What to do: Your answer should be the full set of entries, given again without alteration.

Saved entries:
┄┄┄┄┄┄┄┄┄┄┄┄┄┄┄┄┄┄┄┄

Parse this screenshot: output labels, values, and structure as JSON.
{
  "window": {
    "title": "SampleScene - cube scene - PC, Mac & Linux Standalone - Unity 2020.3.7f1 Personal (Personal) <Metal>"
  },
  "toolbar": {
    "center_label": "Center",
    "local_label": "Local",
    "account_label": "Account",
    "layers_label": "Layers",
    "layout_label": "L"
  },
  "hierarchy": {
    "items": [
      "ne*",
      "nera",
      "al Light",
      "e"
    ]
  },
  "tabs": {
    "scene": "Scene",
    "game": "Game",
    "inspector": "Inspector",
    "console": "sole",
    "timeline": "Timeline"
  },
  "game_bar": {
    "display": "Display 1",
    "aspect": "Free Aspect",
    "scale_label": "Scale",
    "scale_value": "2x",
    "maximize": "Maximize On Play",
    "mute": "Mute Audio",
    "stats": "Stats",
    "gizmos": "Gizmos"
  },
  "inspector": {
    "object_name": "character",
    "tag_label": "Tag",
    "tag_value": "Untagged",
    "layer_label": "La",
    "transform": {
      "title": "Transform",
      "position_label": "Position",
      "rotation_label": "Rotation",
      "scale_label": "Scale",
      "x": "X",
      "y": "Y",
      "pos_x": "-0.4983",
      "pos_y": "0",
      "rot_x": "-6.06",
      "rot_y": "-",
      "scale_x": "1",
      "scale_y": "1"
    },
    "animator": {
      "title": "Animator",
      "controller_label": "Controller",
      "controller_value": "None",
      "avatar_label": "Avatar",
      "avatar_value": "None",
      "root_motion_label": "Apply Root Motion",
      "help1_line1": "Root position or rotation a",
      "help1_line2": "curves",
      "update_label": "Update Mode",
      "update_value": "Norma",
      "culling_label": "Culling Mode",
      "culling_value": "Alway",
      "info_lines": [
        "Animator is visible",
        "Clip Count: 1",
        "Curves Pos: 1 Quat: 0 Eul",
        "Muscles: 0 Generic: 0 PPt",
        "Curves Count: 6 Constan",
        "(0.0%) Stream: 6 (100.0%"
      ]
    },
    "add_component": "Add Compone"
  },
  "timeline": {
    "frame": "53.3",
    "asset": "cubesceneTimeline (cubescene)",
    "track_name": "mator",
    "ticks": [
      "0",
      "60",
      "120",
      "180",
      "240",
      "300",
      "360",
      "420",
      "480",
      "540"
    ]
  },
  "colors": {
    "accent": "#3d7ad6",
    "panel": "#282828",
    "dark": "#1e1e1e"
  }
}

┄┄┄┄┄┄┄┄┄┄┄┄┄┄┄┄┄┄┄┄

Response:
Parse this screenshot: output labels, values, and structure as JSON.
{
  "window": {
    "title": "SampleScene - cube scene - PC, Mac & Linux Standalone - Unity 2020.3.7f1 Personal (Personal) <Metal>"
  },
  "toolbar": {
    "center_label": "Center",
    "local_label": "Local",
    "account_label": "Account",
    "layers_label": "Layers",
    "layout_label": "L"
  },
  "hierarchy": {
    "items": [
      "ne*",
      "nera",
      "al Light",
      "e"
    ]
  },
  "tabs": {
    "scene": "Scene",
    "game": "Game",
    "inspector": "Inspector",
    "console": "sole",
    "timeline": "Timeline"
  },
  "game_bar": {
    "display": "Display 1",
    "aspect": "Free Aspect",
    "scale_label": "Scale",
    "scale_value": "2x",
    "maximize": "Maximize On Play",
    "mute": "Mute Audio",
    "stats": "Stats",
    "gizmos": "Gizmos"
  },
  "inspector": {
    "object_name": "character",
    "tag_label": "Tag",
    "tag_value": "Untagged",
    "layer_label": "La",
    "transform": {
      "title": "Transform",
      "position_label": "Position",
      "rotation_label": "Rotation",
      "scale_label": "Scale",
      "x": "X",
      "y": "Y",
      "pos_x": "-0.4983",
      "pos_y": "0",
      "rot_x": "-6.06",
      "rot_y": "-",
      "scale_x": "1",
      "scale_y": "1"
    },
    "animator": {
      "title": "Animator",
      "controller_label": "Controller",
      "controller_value": "None",
      "avatar_label": "Avatar",
      "avatar_value": "None",
      "root_motion_label": "Apply Root Motion",
      "help1_line1": "Root position or rotation a",
      "help1_line2": "curves",
      "update_label": "Update Mode",
      "update_value": "Norma",
      "culling_label": "Culling Mode",
      "culling_value": "Alway",
      "info_lines": [
        "Animator is visible",
        "Clip Count: 1",
        "Curves Pos: 1 Quat: 0 Eul",
        "Muscles: 0 Generic: 0 PPt",
        "Curves Count: 6 Constan",
        "(0.0%) Stream: 6 (100.0%"
      ]
    },
    "add_component": "Add Compone"
  },
  "timeline": {
    "frame": "53.3",
    "asset": "cubesceneTimeline (cubescene)",
    "track_name": "mator",
    "ticks": [
      "0",
      "60",
      "120",
      "180",
      "240",
      "300",
      "360",
      "420",
      "480",
      "540"
    ]
  },
  "colors": {
    "accent": "#3d7ad6",
    "panel": "#282828",
    "dark": "#1e1e1e"
  }
}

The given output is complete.